Excerpts from a dataset:
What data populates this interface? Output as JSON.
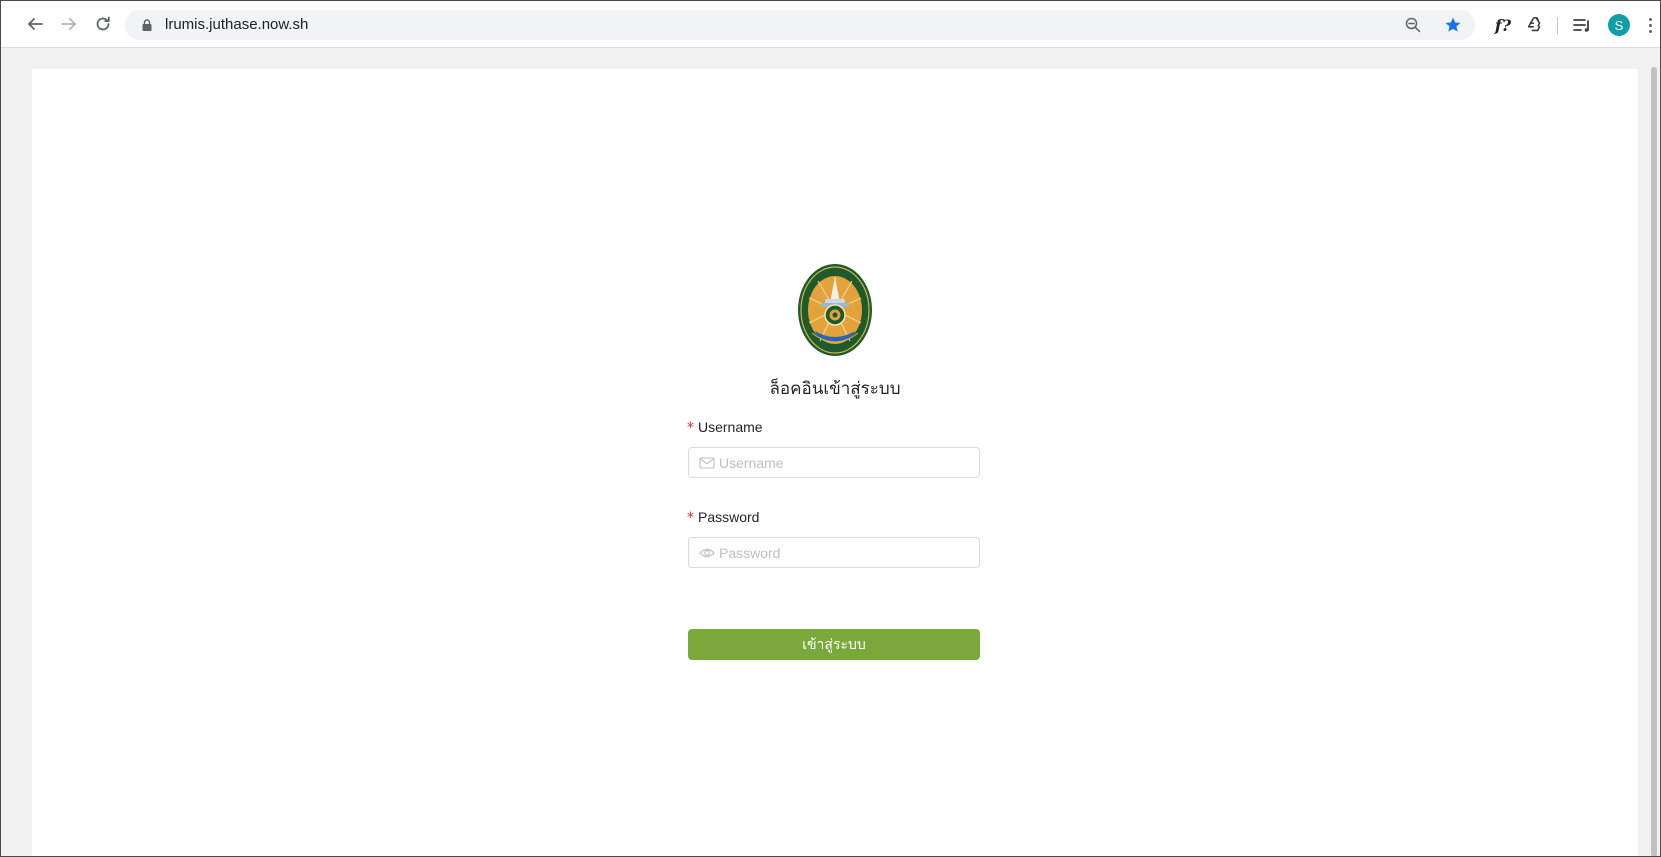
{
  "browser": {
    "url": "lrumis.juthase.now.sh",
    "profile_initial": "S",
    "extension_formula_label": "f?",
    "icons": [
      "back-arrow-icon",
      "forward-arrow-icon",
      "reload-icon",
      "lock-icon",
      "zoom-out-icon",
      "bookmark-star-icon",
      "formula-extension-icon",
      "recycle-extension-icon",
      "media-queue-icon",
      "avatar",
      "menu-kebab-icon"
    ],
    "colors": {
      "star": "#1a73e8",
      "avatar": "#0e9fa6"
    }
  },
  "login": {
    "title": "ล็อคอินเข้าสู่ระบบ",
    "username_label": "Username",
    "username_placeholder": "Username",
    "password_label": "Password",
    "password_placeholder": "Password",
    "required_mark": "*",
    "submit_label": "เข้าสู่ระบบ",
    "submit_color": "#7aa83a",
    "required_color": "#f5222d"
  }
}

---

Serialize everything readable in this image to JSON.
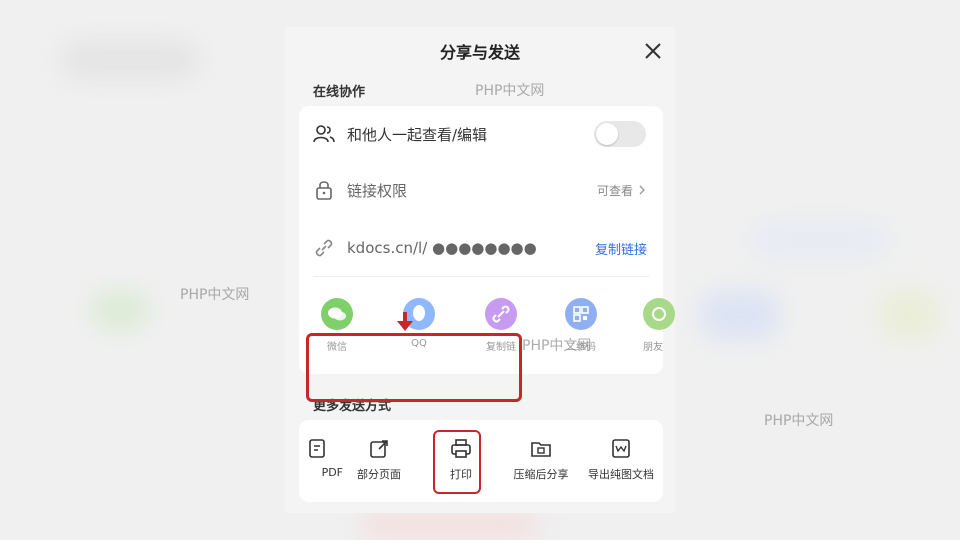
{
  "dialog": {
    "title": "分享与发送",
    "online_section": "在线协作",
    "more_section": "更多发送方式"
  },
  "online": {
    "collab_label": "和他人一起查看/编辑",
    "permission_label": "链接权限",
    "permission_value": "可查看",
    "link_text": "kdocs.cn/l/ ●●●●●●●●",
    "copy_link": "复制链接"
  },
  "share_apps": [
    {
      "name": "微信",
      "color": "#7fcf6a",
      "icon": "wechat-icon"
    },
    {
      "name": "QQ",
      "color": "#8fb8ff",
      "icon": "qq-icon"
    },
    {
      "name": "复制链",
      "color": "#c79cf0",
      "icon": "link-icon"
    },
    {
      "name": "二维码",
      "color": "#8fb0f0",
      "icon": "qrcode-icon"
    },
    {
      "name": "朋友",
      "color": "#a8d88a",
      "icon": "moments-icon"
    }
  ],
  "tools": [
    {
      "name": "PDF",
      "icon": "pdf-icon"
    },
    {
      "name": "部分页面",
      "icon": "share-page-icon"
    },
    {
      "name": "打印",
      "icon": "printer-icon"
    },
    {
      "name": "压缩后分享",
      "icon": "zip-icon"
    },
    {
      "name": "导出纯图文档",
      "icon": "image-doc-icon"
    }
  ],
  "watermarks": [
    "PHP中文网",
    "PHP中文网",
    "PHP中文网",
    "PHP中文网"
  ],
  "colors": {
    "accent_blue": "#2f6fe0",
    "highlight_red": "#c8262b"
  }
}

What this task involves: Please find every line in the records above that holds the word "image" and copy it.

Answer box:
Serialize everything readable in this image to JSON.
      "icon": "image-doc-icon"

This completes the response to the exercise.